Despite Wales finishing second in one of Euro 2016’s tougher qualifying groups, they were still 100/1 to win the tournament before they faced off against Slovakia in their Group B opener in Bordeaux.
But having topped the pile in the group stage, before beating Northern Ireland and Belgium – for the second time in a row – they now head into a semi-final against Portugal as underdogs once again. So will Wales finally bow out of Euro 2016? Don’t bet on it. Because…
Wales have a team while Portugal are individuals
The stats against Belgium alone should have dismissed the idea that Wales are over-reliant on Bale. Their scorers: Ashley Williams, Hal Robson-Kanu and Sam Vokes – with the assists provided by Aaron Ramsey and Chris Gunter.
But even with quality around the park – something Wales undoubtedly have – it’s hard to get this far without outstanding team spirit. And that’s something evident throughout the Wales squad, from Ramsey and Robson-Kanu’s instinctive link-up play to Ashley Williams’ organisation of a rock solid defence.
That’s in stark contrast to Portugal, whose Cristiano Ronaldo memorably huffed off the pitch after they wheezed to a draw against Iceland, while the centre-back pairing of Pepe and Ricardo Carvalho shipped three goals against Hungary and gave the impression they’d never seen one another before. And on that note…
Portugal’s defence can be exploited by pace
While A Selecao coped with attacking outfits Poland and Croatia through a combination of skill and luck, their defensive weakness tends to appear against sides who soak up the pressure and break on the counter – with Portugal’s defence a wily but slow unit.
Hungary sat back and repeatedly hit them on the counter-attack in the 3-3 draw, with Nemzeti Tizenegy content to sit back without the ball and suddenly strike. That’s the same method Albania used when they won 1-0 in Portugal during qualifying, and it’s one Wales can use to devastating effect.
The natural pace and trickery of Bale and Allen is likely to leave the likes of Jose Fonte and Carvalho in the dust, while this robust Welsh defence have the ability to thwart the attacks which this expansive – and occasionally naive – Portugal side are likely to exert throughout the game.
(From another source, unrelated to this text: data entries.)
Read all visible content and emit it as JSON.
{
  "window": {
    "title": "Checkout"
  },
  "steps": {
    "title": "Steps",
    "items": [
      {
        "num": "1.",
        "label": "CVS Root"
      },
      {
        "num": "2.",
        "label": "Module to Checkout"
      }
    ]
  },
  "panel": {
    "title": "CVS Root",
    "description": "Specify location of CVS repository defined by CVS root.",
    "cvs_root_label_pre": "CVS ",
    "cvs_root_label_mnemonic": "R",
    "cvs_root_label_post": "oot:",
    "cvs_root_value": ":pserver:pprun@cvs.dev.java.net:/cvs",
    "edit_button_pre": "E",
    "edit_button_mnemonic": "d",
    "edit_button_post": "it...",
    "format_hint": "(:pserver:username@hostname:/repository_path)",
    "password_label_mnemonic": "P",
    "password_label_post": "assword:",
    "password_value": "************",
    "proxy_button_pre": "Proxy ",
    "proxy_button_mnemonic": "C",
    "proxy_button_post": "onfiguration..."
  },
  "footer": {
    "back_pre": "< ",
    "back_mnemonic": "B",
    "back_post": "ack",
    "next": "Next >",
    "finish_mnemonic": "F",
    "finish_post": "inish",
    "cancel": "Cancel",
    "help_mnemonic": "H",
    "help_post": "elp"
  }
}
The Dragons will dominate in the air
Yet again in the Belgium game, Wales were dominant in the air – even against a side boasting the height and strength of Marouane Fellaini, Axel Witsel and Romelu Lukaku.
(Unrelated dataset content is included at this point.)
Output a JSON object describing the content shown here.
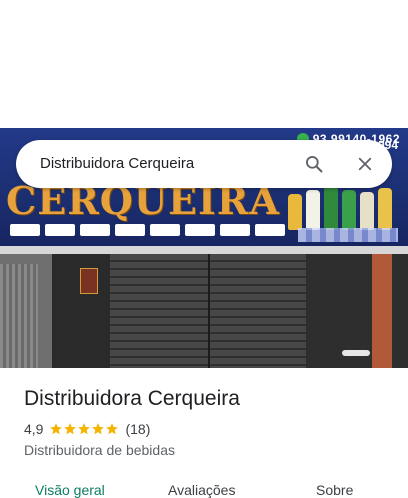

Ashley Williams and Sam Vokes both netted with superb headers, while at the other end, the Welsh rearguard were imperious when dealing with crosses. And against talented but lightweight players like Adrien Silva and Nani, there’s little doubt that Wales will dominate in the air.
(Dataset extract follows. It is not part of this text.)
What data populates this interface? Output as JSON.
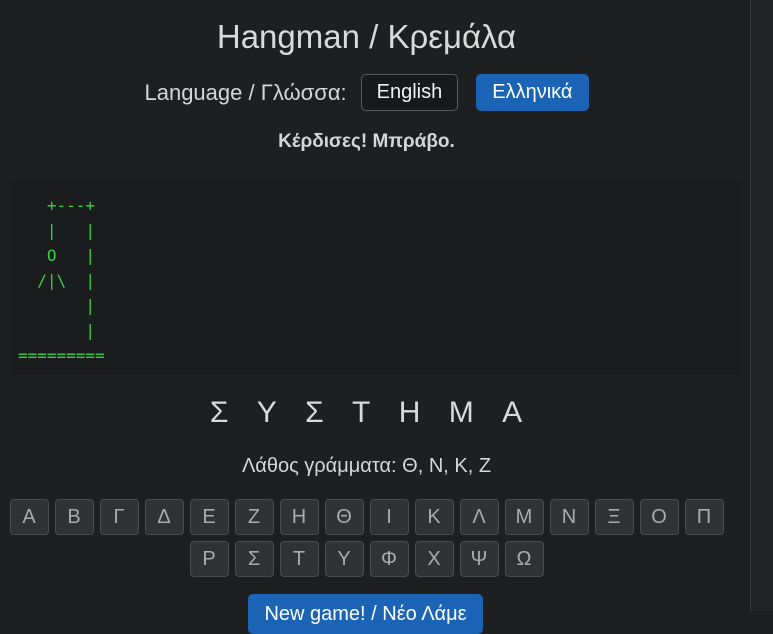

Set-pieces have already proved to be a crucial source of goals throughout the tournament, so even if Wales’ team ethic and counter-attacking pace doesn’t down Portugal, another bullet header from their talismanic captain Williams may well do the trick.
Wales are the men to back in the match betting, with Chris Coleman’s charges 3/1 to win, while Portugal are 6/5 and it’s 21/10 for a draw.
There could also be plenty of value in backing Robson-Kanu to score anytime at 7/2, with the former Reading man already boasting two goals to his name in the tournament.
However, the best bet of all could well be Wales to win and both teams to score at 8/1, with both teams having found the net in three of the Dragons’ five fixtures during this tournament, and the same number for Portugal.
All Odds and Markets are correct as of the date of publishing